**TASK STATEMENT**
Count how many lines in the entries below hold "distance". Only the number belongs in the answer.
(Beginning of INFORMATION SHOWN)
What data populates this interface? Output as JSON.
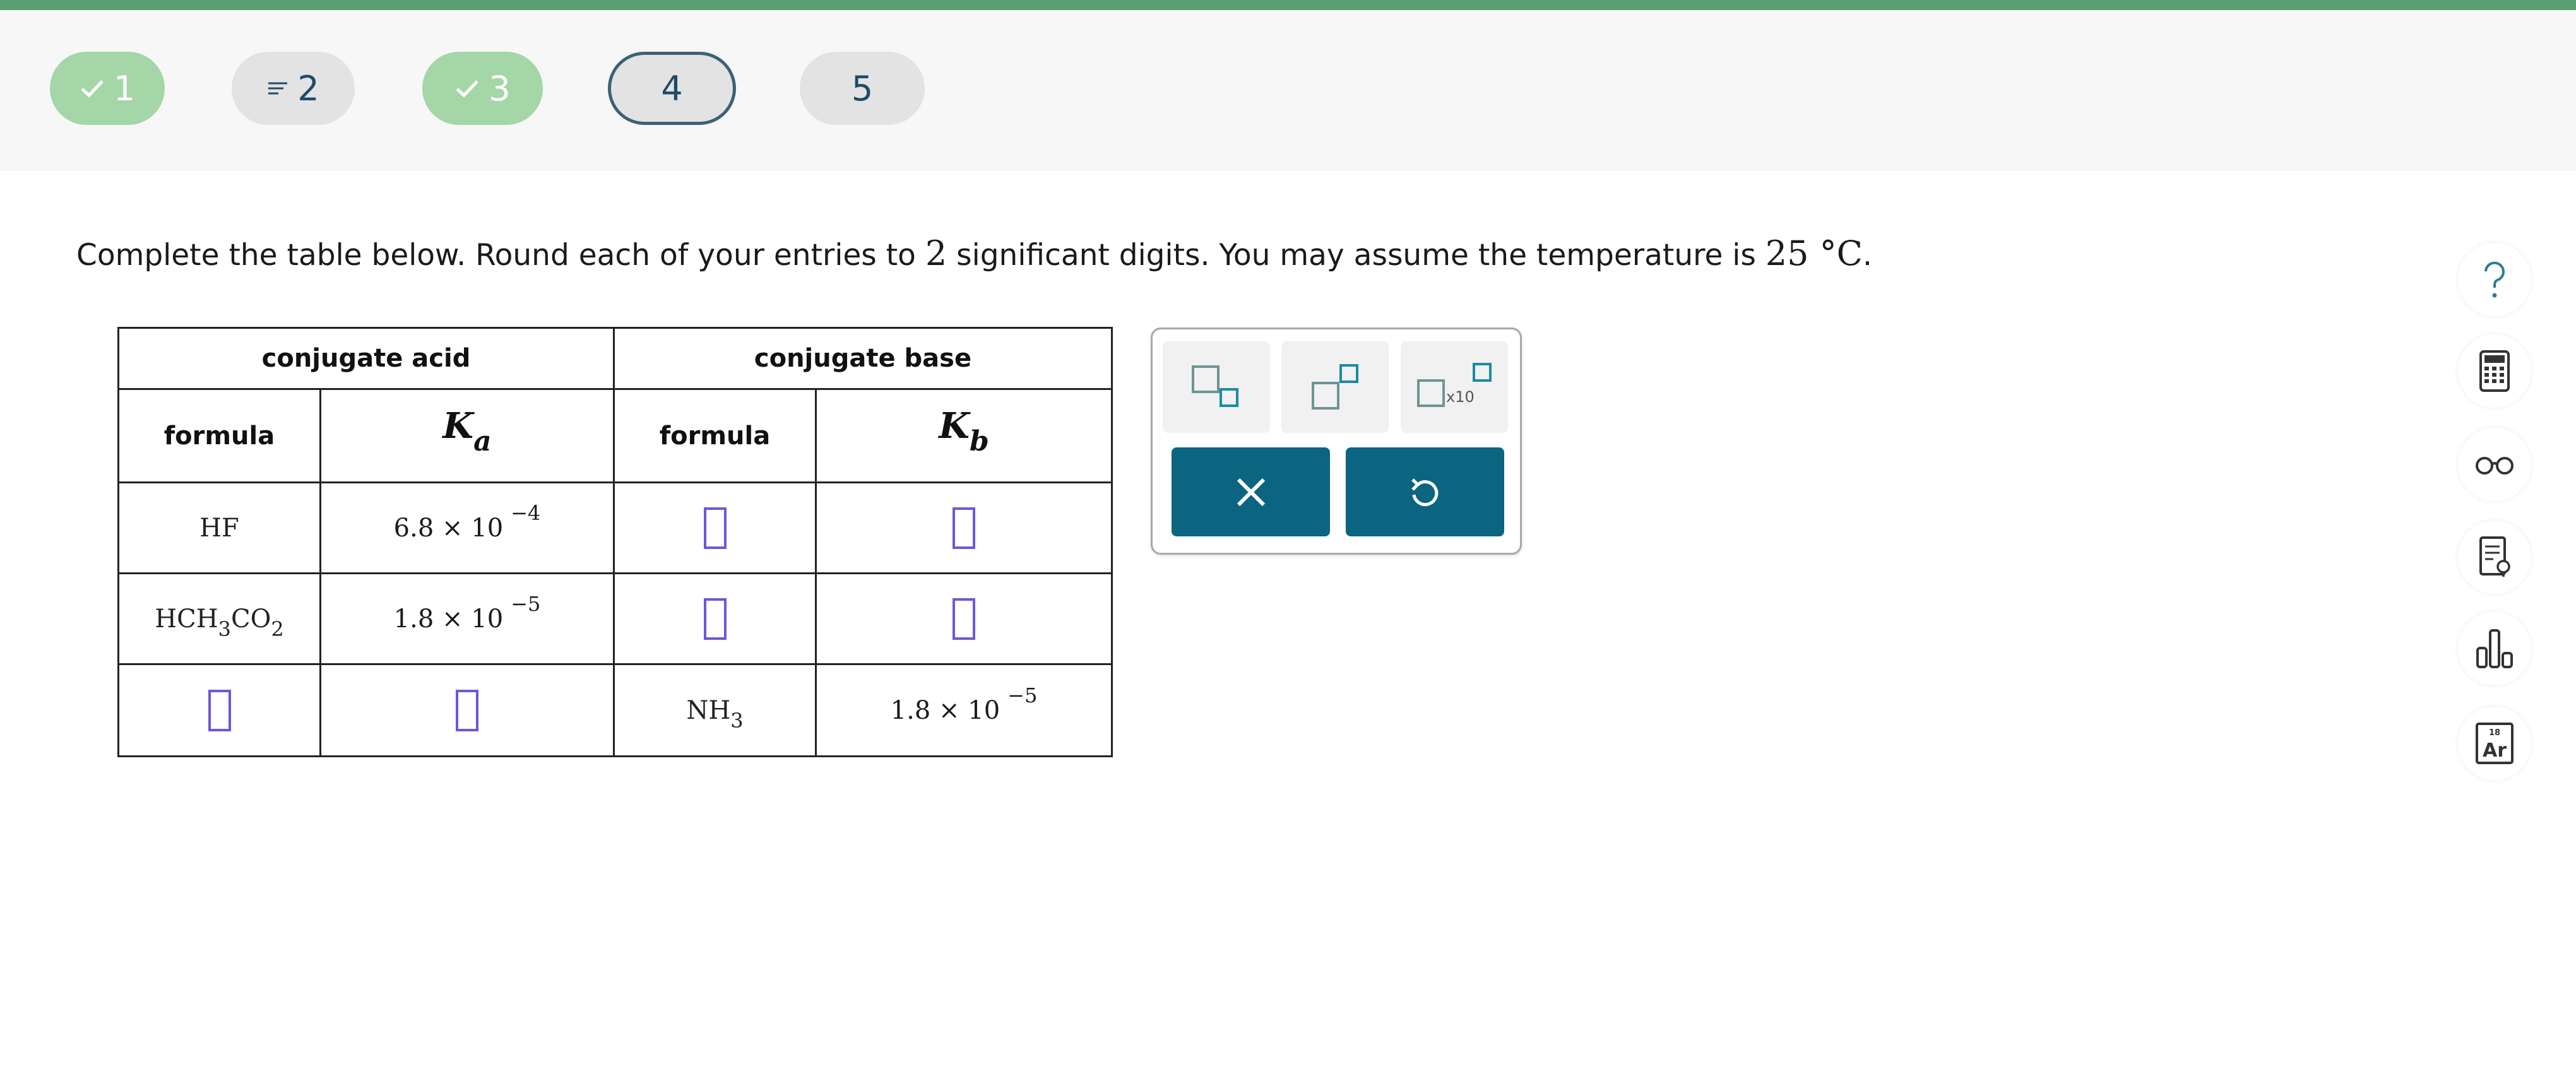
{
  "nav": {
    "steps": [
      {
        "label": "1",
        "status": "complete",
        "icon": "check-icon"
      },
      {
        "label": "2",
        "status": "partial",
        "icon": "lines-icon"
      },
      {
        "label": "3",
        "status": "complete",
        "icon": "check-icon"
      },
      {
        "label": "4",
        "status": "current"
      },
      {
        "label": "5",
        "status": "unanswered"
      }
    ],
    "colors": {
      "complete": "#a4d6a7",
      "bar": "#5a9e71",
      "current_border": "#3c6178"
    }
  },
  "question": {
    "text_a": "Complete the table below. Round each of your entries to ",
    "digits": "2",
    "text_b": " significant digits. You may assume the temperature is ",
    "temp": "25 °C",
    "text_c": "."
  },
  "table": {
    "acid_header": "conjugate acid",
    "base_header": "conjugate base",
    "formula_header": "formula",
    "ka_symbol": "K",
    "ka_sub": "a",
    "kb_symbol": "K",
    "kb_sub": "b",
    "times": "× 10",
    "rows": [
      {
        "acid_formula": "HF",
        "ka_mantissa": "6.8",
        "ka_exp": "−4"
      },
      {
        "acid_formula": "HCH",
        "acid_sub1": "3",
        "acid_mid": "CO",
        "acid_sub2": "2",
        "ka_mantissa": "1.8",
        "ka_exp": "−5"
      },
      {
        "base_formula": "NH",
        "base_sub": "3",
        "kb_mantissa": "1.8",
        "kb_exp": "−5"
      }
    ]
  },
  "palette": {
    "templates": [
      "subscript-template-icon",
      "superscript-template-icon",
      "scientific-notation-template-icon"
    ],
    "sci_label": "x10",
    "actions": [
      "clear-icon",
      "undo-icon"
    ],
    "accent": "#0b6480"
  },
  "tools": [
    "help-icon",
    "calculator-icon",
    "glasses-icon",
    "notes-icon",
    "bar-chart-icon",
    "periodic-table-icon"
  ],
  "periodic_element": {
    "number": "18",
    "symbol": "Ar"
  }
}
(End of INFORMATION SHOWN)
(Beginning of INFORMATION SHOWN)
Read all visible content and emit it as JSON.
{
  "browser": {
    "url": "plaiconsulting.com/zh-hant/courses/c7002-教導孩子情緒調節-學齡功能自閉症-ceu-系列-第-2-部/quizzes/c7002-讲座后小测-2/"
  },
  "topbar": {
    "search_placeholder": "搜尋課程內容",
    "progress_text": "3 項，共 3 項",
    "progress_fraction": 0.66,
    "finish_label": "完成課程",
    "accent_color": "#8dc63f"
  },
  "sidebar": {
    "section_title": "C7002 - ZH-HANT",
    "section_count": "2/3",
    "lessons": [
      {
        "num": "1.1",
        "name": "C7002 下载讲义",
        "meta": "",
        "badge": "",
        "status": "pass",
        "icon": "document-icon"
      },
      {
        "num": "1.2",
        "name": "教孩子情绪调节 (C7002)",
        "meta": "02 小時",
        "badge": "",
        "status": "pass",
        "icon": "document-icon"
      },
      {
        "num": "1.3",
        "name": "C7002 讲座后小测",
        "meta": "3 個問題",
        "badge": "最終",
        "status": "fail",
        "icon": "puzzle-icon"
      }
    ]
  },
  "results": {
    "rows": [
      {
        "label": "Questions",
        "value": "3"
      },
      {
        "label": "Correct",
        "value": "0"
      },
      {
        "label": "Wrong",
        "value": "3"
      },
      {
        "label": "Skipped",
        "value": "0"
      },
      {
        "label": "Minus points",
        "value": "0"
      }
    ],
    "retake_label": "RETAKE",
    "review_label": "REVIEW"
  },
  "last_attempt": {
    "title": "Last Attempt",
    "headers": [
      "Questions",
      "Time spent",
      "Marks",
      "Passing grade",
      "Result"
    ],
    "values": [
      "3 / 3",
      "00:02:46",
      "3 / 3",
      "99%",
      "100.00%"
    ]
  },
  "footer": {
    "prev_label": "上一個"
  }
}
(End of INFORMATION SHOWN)
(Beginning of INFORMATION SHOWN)
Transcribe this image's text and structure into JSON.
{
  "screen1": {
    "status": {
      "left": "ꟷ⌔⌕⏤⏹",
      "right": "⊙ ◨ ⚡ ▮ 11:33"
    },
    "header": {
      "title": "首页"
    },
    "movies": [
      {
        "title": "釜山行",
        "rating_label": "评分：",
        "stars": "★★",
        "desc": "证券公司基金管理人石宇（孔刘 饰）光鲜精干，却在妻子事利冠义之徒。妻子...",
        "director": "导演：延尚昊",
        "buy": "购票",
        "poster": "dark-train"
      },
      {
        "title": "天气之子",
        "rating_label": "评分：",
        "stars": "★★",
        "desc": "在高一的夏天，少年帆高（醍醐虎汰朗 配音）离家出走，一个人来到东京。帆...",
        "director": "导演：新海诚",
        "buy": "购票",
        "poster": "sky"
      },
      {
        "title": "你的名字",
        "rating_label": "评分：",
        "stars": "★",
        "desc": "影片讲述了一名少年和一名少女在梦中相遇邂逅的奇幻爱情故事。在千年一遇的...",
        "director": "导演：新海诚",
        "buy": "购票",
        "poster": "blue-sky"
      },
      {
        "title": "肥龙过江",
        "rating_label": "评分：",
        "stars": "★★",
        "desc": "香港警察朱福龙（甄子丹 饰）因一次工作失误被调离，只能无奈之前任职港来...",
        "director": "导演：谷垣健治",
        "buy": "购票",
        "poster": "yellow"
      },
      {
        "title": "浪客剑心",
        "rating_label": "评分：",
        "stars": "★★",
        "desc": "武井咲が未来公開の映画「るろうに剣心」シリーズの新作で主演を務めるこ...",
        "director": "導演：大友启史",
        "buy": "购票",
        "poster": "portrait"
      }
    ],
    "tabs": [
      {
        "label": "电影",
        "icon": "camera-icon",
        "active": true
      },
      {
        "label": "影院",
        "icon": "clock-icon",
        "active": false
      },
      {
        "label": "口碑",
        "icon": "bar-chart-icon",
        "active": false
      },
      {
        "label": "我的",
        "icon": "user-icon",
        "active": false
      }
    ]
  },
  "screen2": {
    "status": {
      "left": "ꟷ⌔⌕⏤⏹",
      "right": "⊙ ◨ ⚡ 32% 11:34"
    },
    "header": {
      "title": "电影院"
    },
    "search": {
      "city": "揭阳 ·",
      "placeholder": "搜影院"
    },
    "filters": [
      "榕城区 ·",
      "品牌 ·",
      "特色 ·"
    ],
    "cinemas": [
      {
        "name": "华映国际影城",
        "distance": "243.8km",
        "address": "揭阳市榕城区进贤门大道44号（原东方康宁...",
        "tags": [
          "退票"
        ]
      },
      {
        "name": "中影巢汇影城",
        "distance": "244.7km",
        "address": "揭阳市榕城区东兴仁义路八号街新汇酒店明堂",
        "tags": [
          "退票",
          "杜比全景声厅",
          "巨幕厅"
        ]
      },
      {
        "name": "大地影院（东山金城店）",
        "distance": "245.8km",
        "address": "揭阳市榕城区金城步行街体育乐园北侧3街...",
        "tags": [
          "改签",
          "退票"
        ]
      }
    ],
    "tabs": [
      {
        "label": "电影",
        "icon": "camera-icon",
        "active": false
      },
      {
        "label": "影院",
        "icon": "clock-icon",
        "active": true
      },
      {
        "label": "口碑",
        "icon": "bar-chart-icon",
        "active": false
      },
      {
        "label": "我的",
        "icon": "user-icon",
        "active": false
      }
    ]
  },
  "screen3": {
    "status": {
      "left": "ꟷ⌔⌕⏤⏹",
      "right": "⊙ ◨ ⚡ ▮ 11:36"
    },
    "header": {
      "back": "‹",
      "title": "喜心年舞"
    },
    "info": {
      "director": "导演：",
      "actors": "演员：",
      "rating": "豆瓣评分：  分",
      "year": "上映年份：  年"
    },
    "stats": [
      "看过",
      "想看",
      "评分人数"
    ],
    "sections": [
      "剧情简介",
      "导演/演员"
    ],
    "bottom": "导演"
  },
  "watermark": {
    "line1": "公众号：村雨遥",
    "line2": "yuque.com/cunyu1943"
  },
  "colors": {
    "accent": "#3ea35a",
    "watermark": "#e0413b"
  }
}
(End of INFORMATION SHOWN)
**EXERCISE ANSWER**
3